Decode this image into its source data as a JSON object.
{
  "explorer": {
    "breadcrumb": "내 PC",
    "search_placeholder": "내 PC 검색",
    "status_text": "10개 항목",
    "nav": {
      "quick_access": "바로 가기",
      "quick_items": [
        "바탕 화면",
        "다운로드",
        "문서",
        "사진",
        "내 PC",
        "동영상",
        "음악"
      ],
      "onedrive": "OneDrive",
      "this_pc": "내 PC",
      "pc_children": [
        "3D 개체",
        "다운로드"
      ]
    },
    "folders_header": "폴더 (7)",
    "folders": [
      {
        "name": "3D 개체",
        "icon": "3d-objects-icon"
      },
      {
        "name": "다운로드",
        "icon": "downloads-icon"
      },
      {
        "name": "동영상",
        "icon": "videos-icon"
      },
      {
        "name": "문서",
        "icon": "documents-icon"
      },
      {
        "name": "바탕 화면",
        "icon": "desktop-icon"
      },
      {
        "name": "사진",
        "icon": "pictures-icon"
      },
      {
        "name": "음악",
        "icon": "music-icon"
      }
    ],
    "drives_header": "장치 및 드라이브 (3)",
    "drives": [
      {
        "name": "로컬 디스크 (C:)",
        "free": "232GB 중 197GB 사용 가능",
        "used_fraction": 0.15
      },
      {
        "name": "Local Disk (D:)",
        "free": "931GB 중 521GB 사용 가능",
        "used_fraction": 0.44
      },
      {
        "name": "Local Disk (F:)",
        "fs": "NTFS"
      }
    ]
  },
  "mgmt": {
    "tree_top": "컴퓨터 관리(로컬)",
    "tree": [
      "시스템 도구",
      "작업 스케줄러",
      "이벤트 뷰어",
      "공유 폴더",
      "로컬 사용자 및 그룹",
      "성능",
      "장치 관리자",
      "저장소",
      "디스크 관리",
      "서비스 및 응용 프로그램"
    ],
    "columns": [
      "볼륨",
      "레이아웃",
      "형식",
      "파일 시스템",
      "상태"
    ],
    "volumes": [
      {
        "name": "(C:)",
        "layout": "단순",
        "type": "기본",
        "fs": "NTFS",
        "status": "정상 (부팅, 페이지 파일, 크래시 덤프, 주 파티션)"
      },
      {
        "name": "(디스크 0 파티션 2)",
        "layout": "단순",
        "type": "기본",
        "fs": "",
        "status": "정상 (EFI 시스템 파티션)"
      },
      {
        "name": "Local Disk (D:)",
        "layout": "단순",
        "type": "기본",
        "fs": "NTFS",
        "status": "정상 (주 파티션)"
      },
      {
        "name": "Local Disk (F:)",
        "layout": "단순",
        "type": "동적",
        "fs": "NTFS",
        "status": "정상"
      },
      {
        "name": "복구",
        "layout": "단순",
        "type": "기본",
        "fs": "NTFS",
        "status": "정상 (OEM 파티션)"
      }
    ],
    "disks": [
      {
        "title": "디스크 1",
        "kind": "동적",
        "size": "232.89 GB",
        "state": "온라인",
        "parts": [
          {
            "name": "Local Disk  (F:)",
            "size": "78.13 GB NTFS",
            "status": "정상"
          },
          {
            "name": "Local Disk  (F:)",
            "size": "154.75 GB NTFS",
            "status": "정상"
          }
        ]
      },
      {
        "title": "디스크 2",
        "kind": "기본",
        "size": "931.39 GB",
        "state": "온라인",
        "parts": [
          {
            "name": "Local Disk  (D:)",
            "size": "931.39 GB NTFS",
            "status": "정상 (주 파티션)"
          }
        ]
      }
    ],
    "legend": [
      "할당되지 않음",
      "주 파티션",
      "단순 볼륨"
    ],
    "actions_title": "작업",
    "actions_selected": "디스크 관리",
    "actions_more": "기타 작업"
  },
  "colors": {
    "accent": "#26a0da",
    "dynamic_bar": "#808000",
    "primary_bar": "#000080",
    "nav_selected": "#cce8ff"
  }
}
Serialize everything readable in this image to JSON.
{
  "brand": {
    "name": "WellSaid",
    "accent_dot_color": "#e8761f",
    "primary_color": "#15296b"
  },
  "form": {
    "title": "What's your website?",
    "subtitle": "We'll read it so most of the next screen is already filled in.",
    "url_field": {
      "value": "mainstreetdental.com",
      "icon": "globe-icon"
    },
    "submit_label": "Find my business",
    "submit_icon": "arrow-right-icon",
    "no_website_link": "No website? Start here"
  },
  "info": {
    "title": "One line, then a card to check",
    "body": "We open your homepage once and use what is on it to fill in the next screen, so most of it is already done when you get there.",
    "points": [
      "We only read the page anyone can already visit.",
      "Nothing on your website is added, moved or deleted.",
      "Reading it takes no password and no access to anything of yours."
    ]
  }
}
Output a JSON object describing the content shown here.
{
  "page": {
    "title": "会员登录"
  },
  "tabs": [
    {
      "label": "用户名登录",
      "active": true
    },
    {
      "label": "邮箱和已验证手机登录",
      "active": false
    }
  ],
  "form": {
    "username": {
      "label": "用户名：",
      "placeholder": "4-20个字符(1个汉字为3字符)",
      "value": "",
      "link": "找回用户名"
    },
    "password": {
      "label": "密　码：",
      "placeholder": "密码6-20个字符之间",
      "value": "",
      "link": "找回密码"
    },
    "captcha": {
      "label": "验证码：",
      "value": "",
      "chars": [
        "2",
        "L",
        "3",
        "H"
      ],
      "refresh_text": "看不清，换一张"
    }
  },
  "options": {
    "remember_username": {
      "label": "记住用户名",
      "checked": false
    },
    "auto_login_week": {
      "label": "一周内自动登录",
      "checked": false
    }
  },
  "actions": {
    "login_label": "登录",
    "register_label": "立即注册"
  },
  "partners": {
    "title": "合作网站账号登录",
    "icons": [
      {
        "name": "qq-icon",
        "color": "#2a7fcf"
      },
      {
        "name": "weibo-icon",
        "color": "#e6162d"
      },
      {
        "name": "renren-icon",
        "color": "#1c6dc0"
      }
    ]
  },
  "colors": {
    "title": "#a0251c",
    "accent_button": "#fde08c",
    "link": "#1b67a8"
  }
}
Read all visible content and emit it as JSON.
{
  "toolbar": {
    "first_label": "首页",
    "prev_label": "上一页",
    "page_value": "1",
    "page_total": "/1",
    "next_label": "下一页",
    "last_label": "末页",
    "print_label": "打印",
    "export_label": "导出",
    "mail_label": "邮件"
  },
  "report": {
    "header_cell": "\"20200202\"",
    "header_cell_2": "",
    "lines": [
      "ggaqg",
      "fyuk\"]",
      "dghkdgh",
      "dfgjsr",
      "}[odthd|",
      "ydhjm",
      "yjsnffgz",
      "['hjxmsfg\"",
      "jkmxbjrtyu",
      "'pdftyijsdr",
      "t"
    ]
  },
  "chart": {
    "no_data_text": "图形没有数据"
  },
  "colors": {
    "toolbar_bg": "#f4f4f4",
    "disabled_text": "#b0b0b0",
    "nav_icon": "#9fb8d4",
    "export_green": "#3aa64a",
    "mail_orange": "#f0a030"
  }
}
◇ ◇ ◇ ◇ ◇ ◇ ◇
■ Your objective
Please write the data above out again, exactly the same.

■ Response
Decode this image into its source data as a JSON object.
{
  "explorer": {
    "breadcrumb": "내 PC",
    "search_placeholder": "내 PC 검색",
    "status_text": "10개 항목",
    "nav": {
      "quick_access": "바로 가기",
      "quick_items": [
        "바탕 화면",
        "다운로드",
        "문서",
        "사진",
        "내 PC",
        "동영상",
        "음악"
      ],
      "onedrive": "OneDrive",
      "this_pc": "내 PC",
      "pc_children": [
        "3D 개체",
        "다운로드"
      ]
    },
    "folders_header": "폴더 (7)",
    "folders": [
      {
        "name": "3D 개체",
        "icon": "3d-objects-icon"
      },
      {
        "name": "다운로드",
        "icon": "downloads-icon"
      },
      {
        "name": "동영상",
        "icon": "videos-icon"
      },
      {
        "name": "문서",
        "icon": "documents-icon"
      },
      {
        "name": "바탕 화면",
        "icon": "desktop-icon"
      },
      {
        "name": "사진",
        "icon": "pictures-icon"
      },
      {
        "name": "음악",
        "icon": "music-icon"
      }
    ],
    "drives_header": "장치 및 드라이브 (3)",
    "drives": [
      {
        "name": "로컬 디스크 (C:)",
        "free": "232GB 중 197GB 사용 가능",
        "used_fraction": 0.15
      },
      {
        "name": "Local Disk (D:)",
        "free": "931GB 중 521GB 사용 가능",
        "used_fraction": 0.44
      },
      {
        "name": "Local Disk (F:)",
        "fs": "NTFS"
      }
    ]
  },
  "mgmt": {
    "tree_top": "컴퓨터 관리(로컬)",
    "tree": [
      "시스템 도구",
      "작업 스케줄러",
      "이벤트 뷰어",
      "공유 폴더",
      "로컬 사용자 및 그룹",
      "성능",
      "장치 관리자",
      "저장소",
      "디스크 관리",
      "서비스 및 응용 프로그램"
    ],
    "columns": [
      "볼륨",
      "레이아웃",
      "형식",
      "파일 시스템",
      "상태"
    ],
    "volumes": [
      {
        "name": "(C:)",
        "layout": "단순",
        "type": "기본",
        "fs": "NTFS",
        "status": "정상 (부팅, 페이지 파일, 크래시 덤프, 주 파티션)"
      },
      {
        "name": "(디스크 0 파티션 2)",
        "layout": "단순",
        "type": "기본",
        "fs": "",
        "status": "정상 (EFI 시스템 파티션)"
      },
      {
        "name": "Local Disk (D:)",
        "layout": "단순",
        "type": "기본",
        "fs": "NTFS",
        "status": "정상 (주 파티션)"
      },
      {
        "name": "Local Disk (F:)",
        "layout": "단순",
        "type": "동적",
        "fs": "NTFS",
        "status": "정상"
      },
      {
        "name": "복구",
        "layout": "단순",
        "type": "기본",
        "fs": "NTFS",
        "status": "정상 (OEM 파티션)"
      }
    ],
    "disks": [
      {
        "title": "디스크 1",
        "kind": "동적",
        "size": "232.89 GB",
        "state": "온라인",
        "parts": [
          {
            "name": "Local Disk  (F:)",
            "size": "78.13 GB NTFS",
            "status": "정상"
          },
          {
            "name": "Local Disk  (F:)",
            "size": "154.75 GB NTFS",
            "status": "정상"
          }
        ]
      },
      {
        "title": "디스크 2",
        "kind": "기본",
        "size": "931.39 GB",
        "state": "온라인",
        "parts": [
          {
            "name": "Local Disk  (D:)",
            "size": "931.39 GB NTFS",
            "status": "정상 (주 파티션)"
          }
        ]
      }
    ],
    "legend": [
      "할당되지 않음",
      "주 파티션",
      "단순 볼륨"
    ],
    "actions_title": "작업",
    "actions_selected": "디스크 관리",
    "actions_more": "기타 작업"
  },
  "colors": {
    "accent": "#26a0da",
    "dynamic_bar": "#808000",
    "primary_bar": "#000080",
    "nav_selected": "#cce8ff"
  }
}
Serialize everything readable in this image to JSON.
{
  "brand": {
    "name": "WellSaid",
    "accent_dot_color": "#e8761f",
    "primary_color": "#15296b"
  },
  "form": {
    "title": "What's your website?",
    "subtitle": "We'll read it so most of the next screen is already filled in.",
    "url_field": {
      "value": "mainstreetdental.com",
      "icon": "globe-icon"
    },
    "submit_label": "Find my business",
    "submit_icon": "arrow-right-icon",
    "no_website_link": "No website? Start here"
  },
  "info": {
    "title": "One line, then a card to check",
    "body": "We open your homepage once and use what is on it to fill in the next screen, so most of it is already done when you get there.",
    "points": [
      "We only read the page anyone can already visit.",
      "Nothing on your website is added, moved or deleted.",
      "Reading it takes no password and no access to anything of yours."
    ]
  }
}
Output a JSON object describing the content shown here.
{
  "page": {
    "title": "会员登录"
  },
  "tabs": [
    {
      "label": "用户名登录",
      "active": true
    },
    {
      "label": "邮箱和已验证手机登录",
      "active": false
    }
  ],
  "form": {
    "username": {
      "label": "用户名：",
      "placeholder": "4-20个字符(1个汉字为3字符)",
      "value": "",
      "link": "找回用户名"
    },
    "password": {
      "label": "密　码：",
      "placeholder": "密码6-20个字符之间",
      "value": "",
      "link": "找回密码"
    },
    "captcha": {
      "label": "验证码：",
      "value": "",
      "chars": [
        "2",
        "L",
        "3",
        "H"
      ],
      "refresh_text": "看不清，换一张"
    }
  },
  "options": {
    "remember_username": {
      "label": "记住用户名",
      "checked": false
    },
    "auto_login_week": {
      "label": "一周内自动登录",
      "checked": false
    }
  },
  "actions": {
    "login_label": "登录",
    "register_label": "立即注册"
  },
  "partners": {
    "title": "合作网站账号登录",
    "icons": [
      {
        "name": "qq-icon",
        "color": "#2a7fcf"
      },
      {
        "name": "weibo-icon",
        "color": "#e6162d"
      },
      {
        "name": "renren-icon",
        "color": "#1c6dc0"
      }
    ]
  },
  "colors": {
    "title": "#a0251c",
    "accent_button": "#fde08c",
    "link": "#1b67a8"
  }
}
Read all visible content and emit it as JSON.
{
  "toolbar": {
    "first_label": "首页",
    "prev_label": "上一页",
    "page_value": "1",
    "page_total": "/1",
    "next_label": "下一页",
    "last_label": "末页",
    "print_label": "打印",
    "export_label": "导出",
    "mail_label": "邮件"
  },
  "report": {
    "header_cell": "\"20200202\"",
    "header_cell_2": "",
    "lines": [
      "ggaqg",
      "fyuk\"]",
      "dghkdgh",
      "dfgjsr",
      "}[odthd|",
      "ydhjm",
      "yjsnffgz",
      "['hjxmsfg\"",
      "jkmxbjrtyu",
      "'pdftyijsdr",
      "t"
    ]
  },
  "chart": {
    "no_data_text": "图形没有数据"
  },
  "colors": {
    "toolbar_bg": "#f4f4f4",
    "disabled_text": "#b0b0b0",
    "nav_icon": "#9fb8d4",
    "export_green": "#3aa64a",
    "mail_orange": "#f0a030"
  }
}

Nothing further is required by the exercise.